We all want to experience spiritual growth and success. Sadly, we all know people who have been spiritual failures in life. Perhaps we regard ourselves that way.
Some have grown in leaps and bounds spiritually, while others have not grown at all. Some have done great things for God and His kingdom, while others have done nothing.
You might say, “Well, Christianity just didn’t work for me!” Listen, Christianity is not a product that works for some and not for others. Plain and simple: Christianity is Christ. He can and will work in any life that is truly dedicated to Him. G.K. Chesterton said, “Christianity has not been tried and found wanting. It’s been found difficult and not tried.”

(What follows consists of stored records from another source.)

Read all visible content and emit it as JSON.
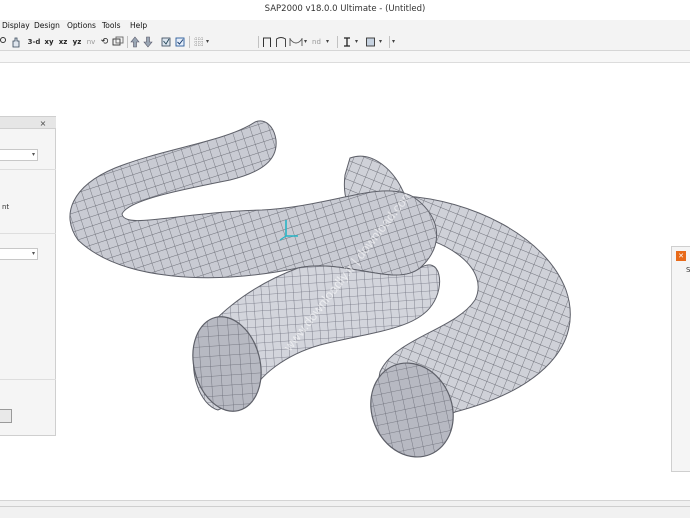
{
  "window": {
    "title": "SAP2000 v18.0.0 Ultimate  - (Untitled)"
  },
  "menu": {
    "items": [
      "Display",
      "Design",
      "Options",
      "Tools",
      "Help"
    ]
  },
  "toolbar": {
    "view_3d": "3-d",
    "view_xy": "xy",
    "view_xz": "xz",
    "view_yz": "yz",
    "view_nv": "nv",
    "nd": "nd"
  },
  "viewport": {
    "watermark": "www.downloadly.ir | download.com"
  },
  "left_panel": {
    "close": "×",
    "partial_label": "nt"
  },
  "right_panel": {
    "partial_label": "S"
  },
  "colors": {
    "mesh_fill": "#c9cbd3",
    "mesh_line": "#6e7079",
    "accent_icon": "#e86a1a"
  }
}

Why do some succeed spiritually while others fail? The short answer: because they choose to. They want it, so they go for it. Others don’t really want it, so they don’t go for it.
You might protest, “That sounds like you think living the Christian life is human effort.” I am not saying that. Scripture clearly says that it is not by works of righteousness that we have done, but by His mercy He has saved us (see Titus 3:5). But clearly there are some things that only God can do, and some things that only you can do.

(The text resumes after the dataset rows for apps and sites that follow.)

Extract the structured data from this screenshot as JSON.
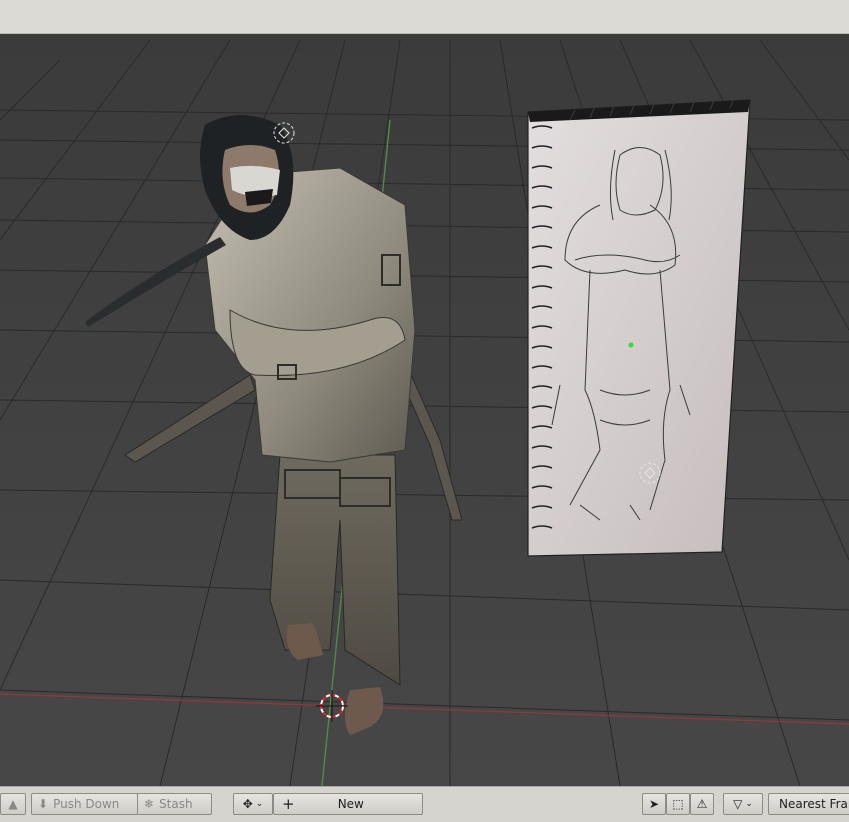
{
  "toolbar": {
    "push_down_label": "Push Down",
    "stash_label": "Stash",
    "new_label": "New",
    "nearest_frame_label": "Nearest Fran"
  },
  "colors": {
    "viewport_bg": "#3d3d3d",
    "grid_line": "#2a2a2a",
    "x_axis": "#8a3a3a",
    "y_axis": "#4f8a4f",
    "active_tool": "#2f4f8f"
  },
  "icons": [
    "push-down-icon",
    "stash-icon",
    "keying-set-icon",
    "plus-icon",
    "select-cursor-icon",
    "select-box-icon",
    "warning-icon",
    "filter-icon",
    "chevron-down-icon",
    "3d-cursor-icon",
    "origin-point-icon"
  ]
}
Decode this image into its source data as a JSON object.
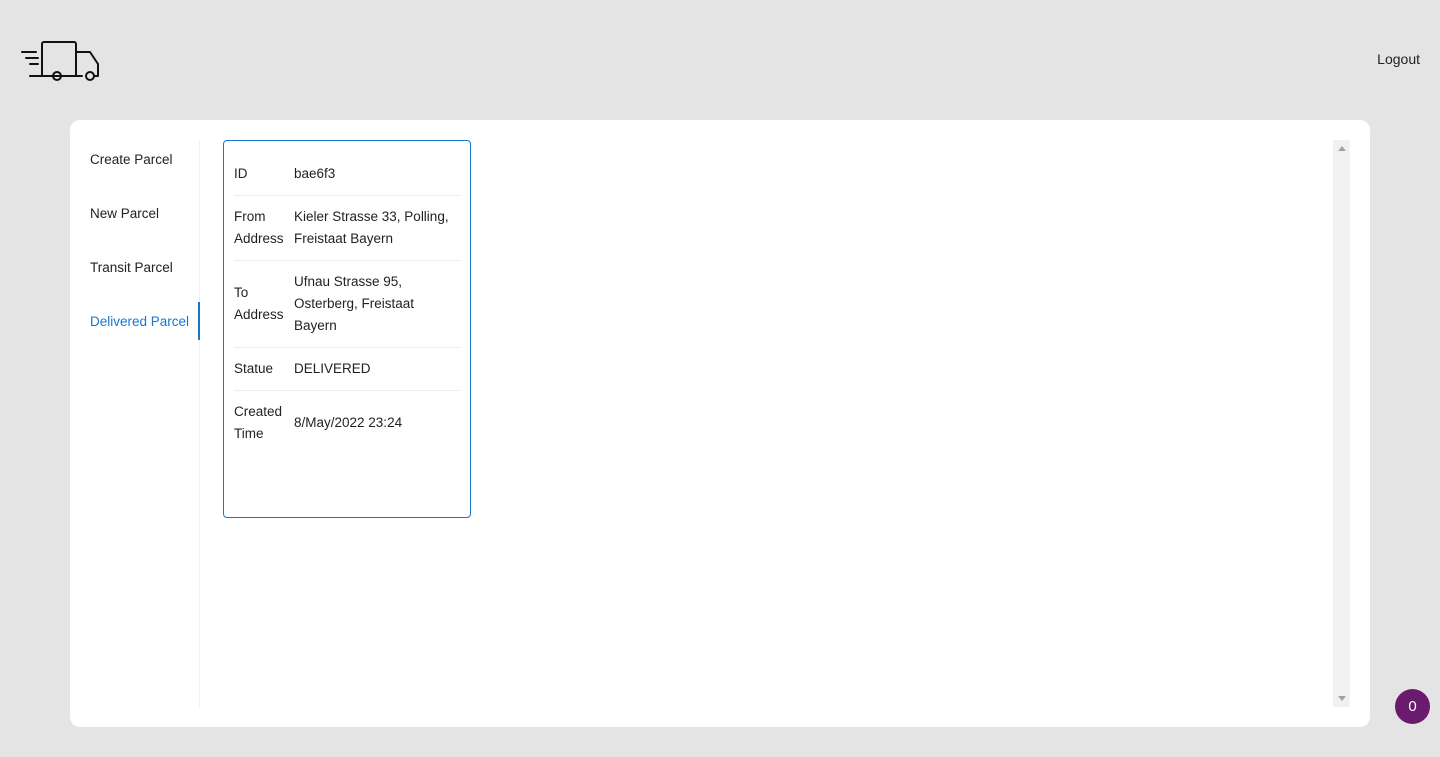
{
  "header": {
    "logo_icon": "delivery-truck-icon",
    "logout_label": "Logout"
  },
  "sidebar": {
    "items": [
      {
        "label": "Create Parcel",
        "active": false
      },
      {
        "label": "New Parcel",
        "active": false
      },
      {
        "label": "Transit Parcel",
        "active": false
      },
      {
        "label": "Delivered Parcel",
        "active": true
      }
    ]
  },
  "parcel": {
    "rows": [
      {
        "label": "ID",
        "value": "bae6f3"
      },
      {
        "label": "From Address",
        "value": "Kieler Strasse 33, Polling, Freistaat Bayern"
      },
      {
        "label": "To Address",
        "value": "Ufnau Strasse 95, Osterberg, Freistaat Bayern"
      },
      {
        "label": "Statue",
        "value": "DELIVERED"
      },
      {
        "label": "Created Time",
        "value": "8/May/2022 23:24"
      }
    ]
  },
  "badge": {
    "count": "0",
    "color": "#6a1b6e"
  },
  "colors": {
    "accent": "#1677d2",
    "background": "#e4e4e4"
  }
}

Paul reminds us that we are to work out our own salvation “with fear and trembling” (Philippians 2:12 nkjv). That does not say that you should work for your own salvation but work out your salvation. Another version says to “carry to the goal and fully complete with self distrust.”

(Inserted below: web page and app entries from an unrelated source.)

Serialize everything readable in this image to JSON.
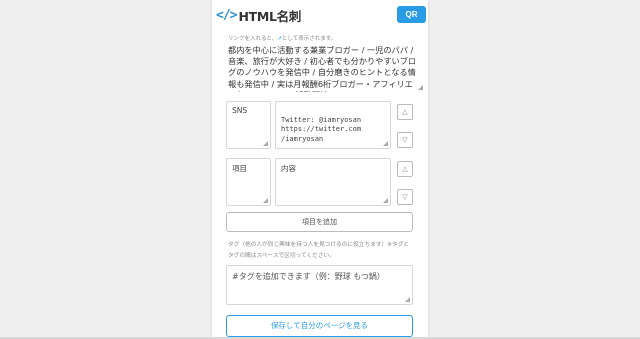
{
  "header": {
    "logo_icon": "</>",
    "logo_text": "HTML名刺",
    "qr_label": "QR"
  },
  "notice": {
    "prefix": "リンクを入れると、",
    "icon": "↗",
    "suffix": "として表示されます。"
  },
  "bio": "都内を中心に活動する兼業ブロガー / 一児のパパ / 音楽、旅行が大好き / 初心者でも分かりやすいブログのノウハウを発信中 / 自分磨きのヒントとなる情報も発信中 / 実は月報酬6桁ブロガー・アフィリエイター / Youtube 活動開始",
  "fields": [
    {
      "key": "SNS",
      "value": "Twitter: @iamryosan\nhttps://twitter.com\n/iamryosan"
    },
    {
      "key": "項目",
      "value": "内容"
    }
  ],
  "arrows": {
    "up": "△",
    "down": "▽"
  },
  "add_item_label": "項目を追加",
  "tag_help": "タグ（他の人が同じ興味を持つ人を見つけるのに役立ちます）※タグとタグの間はスペースで区切ってください。",
  "tag_placeholder": "#タグを追加できます（例：野球 もつ鍋）",
  "save_label": "保存して自分のページを見る"
}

The following verse explains it: “For it is God who works in you both to will and to do for His good pleasure” (Philippians 2:13 nkjv). As the Beatles famously sang, “We can work it out.” We need to work out what God has worked in. God enables us to do this, but we must also apply ourselves.
Let me say it again: there are some things only God can do, and some things only I can do. Only God can save a person. Only God can forgive and forget our sins. Only God can change the human heart. But at the same time, only I can believe. Only I can repent. Only I can follow. God will not do those things for me, as He has given me a free will to choose.
What does Esther have in common with Rahab? Or Ruth with Tamar? They seem like diametrically opposed personalities. Shannon Bream gives insightful answers to those questions in her new book. We will mail you a copy when you make a donation of any amount to Harvest Ministries today!